##### Input data #####

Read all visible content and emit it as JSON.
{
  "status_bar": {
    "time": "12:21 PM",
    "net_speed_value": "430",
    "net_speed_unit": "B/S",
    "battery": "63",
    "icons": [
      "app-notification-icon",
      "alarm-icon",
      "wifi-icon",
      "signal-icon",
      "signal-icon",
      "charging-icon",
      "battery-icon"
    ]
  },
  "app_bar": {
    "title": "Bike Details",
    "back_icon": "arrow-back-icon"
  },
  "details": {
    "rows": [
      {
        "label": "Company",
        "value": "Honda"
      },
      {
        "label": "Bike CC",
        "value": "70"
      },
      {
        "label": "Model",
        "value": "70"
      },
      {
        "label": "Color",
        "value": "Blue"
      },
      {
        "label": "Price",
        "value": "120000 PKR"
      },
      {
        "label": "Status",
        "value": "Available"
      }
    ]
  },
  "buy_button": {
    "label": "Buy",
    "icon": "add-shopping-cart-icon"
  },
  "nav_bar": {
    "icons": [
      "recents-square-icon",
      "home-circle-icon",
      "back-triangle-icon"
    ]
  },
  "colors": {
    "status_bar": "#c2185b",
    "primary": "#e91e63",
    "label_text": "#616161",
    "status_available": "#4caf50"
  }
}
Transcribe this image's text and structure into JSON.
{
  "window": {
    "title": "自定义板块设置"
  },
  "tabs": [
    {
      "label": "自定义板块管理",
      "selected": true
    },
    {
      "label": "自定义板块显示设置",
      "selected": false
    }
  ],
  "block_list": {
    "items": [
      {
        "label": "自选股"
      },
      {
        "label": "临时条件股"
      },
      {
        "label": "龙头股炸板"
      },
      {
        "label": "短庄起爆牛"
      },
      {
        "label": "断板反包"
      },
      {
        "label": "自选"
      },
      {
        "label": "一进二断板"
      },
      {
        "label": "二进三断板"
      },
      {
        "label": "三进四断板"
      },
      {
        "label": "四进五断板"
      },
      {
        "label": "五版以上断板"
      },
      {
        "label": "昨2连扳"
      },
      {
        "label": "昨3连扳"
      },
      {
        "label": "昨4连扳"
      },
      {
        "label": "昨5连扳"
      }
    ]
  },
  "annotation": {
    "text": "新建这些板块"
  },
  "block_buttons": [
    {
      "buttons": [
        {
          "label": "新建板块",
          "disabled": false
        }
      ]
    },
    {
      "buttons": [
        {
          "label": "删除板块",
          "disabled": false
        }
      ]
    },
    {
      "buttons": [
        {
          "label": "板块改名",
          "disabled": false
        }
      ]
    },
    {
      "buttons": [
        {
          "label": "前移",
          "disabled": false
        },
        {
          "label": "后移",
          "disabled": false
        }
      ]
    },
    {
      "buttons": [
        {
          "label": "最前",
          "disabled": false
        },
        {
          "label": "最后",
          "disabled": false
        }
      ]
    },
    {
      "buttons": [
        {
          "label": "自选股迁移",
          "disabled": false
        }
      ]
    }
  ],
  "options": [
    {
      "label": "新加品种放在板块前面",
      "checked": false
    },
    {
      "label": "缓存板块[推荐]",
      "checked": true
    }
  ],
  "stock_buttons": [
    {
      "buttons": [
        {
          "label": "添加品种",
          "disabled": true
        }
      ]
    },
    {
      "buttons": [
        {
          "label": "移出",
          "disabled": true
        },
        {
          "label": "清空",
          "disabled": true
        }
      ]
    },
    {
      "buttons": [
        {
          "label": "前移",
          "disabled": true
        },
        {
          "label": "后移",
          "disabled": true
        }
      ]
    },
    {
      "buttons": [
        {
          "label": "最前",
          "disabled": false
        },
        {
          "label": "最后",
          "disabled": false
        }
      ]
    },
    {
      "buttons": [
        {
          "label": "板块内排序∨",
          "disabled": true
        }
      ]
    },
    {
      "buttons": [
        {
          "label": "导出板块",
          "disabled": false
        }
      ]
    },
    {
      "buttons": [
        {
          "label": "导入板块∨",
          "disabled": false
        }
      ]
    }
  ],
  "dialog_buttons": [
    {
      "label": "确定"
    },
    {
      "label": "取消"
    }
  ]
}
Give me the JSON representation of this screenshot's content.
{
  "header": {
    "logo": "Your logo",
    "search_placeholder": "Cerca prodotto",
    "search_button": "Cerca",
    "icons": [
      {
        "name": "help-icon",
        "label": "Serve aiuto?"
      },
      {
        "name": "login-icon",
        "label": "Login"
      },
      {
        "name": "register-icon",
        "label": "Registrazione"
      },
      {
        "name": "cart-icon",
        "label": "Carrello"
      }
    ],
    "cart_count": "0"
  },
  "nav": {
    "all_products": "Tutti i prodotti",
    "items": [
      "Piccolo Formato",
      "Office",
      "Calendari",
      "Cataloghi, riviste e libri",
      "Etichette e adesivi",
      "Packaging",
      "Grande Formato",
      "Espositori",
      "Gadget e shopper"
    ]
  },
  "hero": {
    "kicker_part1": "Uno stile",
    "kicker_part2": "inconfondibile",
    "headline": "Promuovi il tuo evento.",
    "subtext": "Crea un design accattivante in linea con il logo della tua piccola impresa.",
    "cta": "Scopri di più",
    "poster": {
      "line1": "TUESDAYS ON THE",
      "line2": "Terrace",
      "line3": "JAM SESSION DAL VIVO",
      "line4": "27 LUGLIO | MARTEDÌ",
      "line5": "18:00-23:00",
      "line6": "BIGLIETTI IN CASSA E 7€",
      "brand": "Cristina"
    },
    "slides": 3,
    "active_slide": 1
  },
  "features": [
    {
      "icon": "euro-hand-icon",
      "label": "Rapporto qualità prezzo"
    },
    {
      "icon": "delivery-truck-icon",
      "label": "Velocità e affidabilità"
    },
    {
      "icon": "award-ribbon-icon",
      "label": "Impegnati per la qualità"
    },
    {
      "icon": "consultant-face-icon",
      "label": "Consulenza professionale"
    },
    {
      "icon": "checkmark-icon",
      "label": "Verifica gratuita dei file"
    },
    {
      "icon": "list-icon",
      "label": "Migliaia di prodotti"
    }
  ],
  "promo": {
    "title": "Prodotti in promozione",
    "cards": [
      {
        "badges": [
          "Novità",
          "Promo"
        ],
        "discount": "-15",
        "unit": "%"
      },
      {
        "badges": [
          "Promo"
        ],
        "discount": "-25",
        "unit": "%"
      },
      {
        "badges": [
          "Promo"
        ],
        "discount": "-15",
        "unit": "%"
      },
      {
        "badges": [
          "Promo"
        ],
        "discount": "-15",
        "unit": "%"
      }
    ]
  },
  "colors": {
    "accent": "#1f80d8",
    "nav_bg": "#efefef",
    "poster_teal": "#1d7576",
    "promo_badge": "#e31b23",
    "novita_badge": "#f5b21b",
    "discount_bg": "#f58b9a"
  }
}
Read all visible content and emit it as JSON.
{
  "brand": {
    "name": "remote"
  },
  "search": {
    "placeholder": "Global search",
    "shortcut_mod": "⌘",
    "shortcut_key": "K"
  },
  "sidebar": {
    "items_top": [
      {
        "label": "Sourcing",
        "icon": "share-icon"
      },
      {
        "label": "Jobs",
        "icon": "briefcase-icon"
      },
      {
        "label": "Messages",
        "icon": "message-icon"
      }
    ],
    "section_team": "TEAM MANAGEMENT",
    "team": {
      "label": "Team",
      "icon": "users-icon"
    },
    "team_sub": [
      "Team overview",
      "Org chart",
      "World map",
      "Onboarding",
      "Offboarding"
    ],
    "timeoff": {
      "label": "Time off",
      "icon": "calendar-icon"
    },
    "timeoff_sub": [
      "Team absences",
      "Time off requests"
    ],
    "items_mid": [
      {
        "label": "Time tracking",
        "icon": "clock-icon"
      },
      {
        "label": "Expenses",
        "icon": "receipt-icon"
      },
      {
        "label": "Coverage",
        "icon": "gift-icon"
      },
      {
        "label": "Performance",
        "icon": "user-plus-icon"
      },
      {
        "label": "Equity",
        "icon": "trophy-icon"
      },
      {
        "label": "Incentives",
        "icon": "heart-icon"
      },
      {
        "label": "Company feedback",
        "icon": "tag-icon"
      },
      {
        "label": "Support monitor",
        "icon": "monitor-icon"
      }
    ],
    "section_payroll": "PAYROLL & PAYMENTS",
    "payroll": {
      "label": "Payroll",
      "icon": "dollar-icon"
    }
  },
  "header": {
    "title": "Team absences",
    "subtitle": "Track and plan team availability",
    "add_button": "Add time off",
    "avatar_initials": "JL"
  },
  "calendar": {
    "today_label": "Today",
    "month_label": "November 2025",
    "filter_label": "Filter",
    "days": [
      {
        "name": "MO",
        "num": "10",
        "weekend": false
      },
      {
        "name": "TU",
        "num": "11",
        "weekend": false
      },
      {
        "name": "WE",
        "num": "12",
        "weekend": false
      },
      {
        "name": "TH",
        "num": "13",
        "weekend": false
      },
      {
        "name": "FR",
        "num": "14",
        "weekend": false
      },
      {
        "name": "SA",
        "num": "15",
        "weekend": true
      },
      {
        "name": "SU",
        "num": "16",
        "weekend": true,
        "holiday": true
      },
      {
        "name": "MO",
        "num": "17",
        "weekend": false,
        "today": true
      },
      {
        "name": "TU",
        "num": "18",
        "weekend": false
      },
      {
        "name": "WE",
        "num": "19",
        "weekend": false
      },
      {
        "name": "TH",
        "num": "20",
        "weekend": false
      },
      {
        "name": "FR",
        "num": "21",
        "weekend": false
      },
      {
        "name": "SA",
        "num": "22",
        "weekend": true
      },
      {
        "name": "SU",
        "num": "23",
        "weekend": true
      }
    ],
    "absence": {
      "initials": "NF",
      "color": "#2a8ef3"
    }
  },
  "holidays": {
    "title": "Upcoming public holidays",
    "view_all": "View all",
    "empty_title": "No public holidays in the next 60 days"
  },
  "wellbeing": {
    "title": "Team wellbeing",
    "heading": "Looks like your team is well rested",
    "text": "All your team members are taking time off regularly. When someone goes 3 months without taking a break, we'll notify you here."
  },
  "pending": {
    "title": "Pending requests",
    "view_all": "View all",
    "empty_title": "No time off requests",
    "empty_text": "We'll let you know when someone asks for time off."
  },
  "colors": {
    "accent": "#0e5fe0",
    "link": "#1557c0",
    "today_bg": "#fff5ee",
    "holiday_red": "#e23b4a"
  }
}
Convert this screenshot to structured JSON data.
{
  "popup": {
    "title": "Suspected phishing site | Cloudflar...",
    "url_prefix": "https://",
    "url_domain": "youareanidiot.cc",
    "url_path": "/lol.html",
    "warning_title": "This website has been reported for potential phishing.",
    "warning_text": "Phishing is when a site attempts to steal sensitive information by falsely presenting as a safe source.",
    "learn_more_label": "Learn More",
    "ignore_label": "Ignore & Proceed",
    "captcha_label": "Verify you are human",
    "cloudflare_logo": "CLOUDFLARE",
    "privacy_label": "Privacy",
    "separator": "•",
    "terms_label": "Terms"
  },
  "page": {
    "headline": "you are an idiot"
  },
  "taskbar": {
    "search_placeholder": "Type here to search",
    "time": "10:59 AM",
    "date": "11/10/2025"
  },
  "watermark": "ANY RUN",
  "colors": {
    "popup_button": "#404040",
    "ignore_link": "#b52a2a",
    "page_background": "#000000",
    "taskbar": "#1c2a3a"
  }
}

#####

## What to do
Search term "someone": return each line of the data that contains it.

## Solution below
    "text": "All your team members are taking time off regularly. When someone goes 3 months without taking a break, we'll notify you here."
    "empty_text": "We'll let you know when someone asks for time off."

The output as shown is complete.